Equipment needed carbon dating
Living organisms from today would have the same amount of carbon-14 as the atmosphere, whereas extremely ancient sources that were once alive, such as coal beds or petroleum, would have none left.For organic objects of intermediate ages—between a few centuries and several millennia—an age could be estimated by measuring the amount of carbon-14 present in the sample and comparing this against the known half-life of carbon-14.Top of page You read statements in books that such and such a society or archeological site is 20,000 years old.We learned rather abruptly that these numbers, these ancient ages, are not known accurately; in fact, it is at about the time of the First Dynasty in Egypt that the first historical date of any real certainty has been established.” —Willard Libby, Nobel Lecture, 12 December 1960 The concept of radiocarbon dating focused on measuring the carbon content of discreet organic objects, but in order to prove the idea Libby would have to understand the earth’s carbon system.

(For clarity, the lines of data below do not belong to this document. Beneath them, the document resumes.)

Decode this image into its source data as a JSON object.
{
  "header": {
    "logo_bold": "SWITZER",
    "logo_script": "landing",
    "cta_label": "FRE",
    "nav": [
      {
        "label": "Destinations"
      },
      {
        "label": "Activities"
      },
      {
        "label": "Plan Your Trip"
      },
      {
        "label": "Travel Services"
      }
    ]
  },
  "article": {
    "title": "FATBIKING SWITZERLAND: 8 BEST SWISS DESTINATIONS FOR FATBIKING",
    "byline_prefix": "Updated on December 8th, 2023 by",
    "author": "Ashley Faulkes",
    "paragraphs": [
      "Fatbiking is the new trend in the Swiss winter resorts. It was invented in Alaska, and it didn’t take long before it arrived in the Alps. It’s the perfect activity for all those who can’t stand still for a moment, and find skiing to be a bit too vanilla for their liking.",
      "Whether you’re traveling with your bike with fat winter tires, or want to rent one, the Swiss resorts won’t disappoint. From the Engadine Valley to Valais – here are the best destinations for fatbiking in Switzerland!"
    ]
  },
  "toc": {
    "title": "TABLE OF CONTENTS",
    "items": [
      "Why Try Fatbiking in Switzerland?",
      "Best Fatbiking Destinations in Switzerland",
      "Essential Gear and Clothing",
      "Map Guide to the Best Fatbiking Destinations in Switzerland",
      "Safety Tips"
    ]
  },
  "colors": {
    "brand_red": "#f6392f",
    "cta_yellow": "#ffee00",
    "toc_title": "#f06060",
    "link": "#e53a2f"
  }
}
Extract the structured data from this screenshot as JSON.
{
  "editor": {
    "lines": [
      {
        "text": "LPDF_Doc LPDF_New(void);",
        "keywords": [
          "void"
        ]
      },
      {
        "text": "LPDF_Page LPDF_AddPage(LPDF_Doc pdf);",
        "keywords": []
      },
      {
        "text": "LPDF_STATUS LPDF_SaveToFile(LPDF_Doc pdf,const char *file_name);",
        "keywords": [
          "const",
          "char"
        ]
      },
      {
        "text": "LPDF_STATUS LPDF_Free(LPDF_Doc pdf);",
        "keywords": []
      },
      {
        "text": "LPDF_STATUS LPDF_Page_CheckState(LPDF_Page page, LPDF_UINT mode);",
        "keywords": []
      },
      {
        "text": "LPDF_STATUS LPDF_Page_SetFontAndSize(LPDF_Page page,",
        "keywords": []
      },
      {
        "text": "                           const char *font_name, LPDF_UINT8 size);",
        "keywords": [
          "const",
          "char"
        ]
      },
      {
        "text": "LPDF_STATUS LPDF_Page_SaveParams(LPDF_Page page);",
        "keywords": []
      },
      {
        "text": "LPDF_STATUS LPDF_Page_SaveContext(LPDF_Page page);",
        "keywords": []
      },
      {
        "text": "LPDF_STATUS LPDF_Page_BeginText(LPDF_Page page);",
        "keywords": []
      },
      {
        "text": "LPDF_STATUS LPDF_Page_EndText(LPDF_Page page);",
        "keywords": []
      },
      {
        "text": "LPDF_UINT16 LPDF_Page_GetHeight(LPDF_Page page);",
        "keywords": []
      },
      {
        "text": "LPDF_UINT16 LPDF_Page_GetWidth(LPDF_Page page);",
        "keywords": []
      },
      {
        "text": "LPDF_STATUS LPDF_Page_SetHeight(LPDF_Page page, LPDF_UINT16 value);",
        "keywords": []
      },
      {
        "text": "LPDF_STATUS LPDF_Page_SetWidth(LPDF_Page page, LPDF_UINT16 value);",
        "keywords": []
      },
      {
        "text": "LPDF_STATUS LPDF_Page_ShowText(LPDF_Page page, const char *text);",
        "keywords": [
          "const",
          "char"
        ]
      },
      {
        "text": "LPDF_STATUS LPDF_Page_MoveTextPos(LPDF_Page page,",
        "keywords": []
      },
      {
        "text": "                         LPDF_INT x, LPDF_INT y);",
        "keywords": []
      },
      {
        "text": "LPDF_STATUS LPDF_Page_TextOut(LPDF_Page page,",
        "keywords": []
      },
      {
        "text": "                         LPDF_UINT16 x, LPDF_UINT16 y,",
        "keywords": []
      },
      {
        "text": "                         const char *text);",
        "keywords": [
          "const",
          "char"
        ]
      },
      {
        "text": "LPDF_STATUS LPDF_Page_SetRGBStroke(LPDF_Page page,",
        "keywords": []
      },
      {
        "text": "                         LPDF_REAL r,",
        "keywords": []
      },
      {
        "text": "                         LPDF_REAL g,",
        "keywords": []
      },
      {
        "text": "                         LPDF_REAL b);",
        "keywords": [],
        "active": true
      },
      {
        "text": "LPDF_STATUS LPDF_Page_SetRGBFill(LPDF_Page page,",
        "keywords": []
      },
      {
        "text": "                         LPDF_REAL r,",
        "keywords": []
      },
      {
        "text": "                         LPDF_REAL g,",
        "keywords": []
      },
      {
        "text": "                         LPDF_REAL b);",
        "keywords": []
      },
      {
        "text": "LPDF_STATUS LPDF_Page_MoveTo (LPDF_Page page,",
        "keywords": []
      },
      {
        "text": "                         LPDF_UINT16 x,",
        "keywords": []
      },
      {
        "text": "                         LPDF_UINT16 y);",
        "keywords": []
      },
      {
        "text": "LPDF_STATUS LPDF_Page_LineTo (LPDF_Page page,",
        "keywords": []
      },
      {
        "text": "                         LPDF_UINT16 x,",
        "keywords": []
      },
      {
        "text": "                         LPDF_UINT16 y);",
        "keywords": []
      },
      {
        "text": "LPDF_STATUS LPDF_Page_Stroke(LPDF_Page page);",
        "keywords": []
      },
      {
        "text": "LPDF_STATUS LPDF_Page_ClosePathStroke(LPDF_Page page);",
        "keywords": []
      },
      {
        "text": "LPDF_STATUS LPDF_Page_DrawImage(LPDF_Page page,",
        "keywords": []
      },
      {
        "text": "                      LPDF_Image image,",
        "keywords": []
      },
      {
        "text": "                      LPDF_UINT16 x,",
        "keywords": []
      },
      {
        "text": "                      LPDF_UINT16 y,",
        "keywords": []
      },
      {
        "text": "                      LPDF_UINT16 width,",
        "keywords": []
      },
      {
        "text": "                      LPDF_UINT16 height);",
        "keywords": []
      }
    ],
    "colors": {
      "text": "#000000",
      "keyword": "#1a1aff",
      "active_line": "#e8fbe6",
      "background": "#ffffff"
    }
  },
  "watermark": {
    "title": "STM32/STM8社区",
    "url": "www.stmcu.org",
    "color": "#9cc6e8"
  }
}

In 1946, Willard Libby proposed an innovative method for dating organic materials by measuring their content of carbon-14, a newly discovered radioactive isotope of carbon.
They also sampled artifacts from museums such as a piece of timber from Egyptian pharaoh Senusret III’s funerary boat, an object whose age was known by the record of its owner’s death.
In 1949, Libby and Arnold published their findings in the journal Science, introducing the “Curve of Knowns.” This graph compared the known age of artifacts with the estimated age as determined by the radiocarbon dating method.
It showed all of Libby’s results lying within a narrow statistical range of the known ages, thus proving the success of radiocarbon dating.
Top of page The “Curve of Knowns” compared the known age of historical artifacts associated with the Bible, Pompeii, and Egyptian dynasties with their age as determined by radiocarbon dating.
At the time, no radiation-detecting instrument (such as a Geiger counter) was sensitive enough to detect the small amount of carbon-14 that Libby’s experiments required.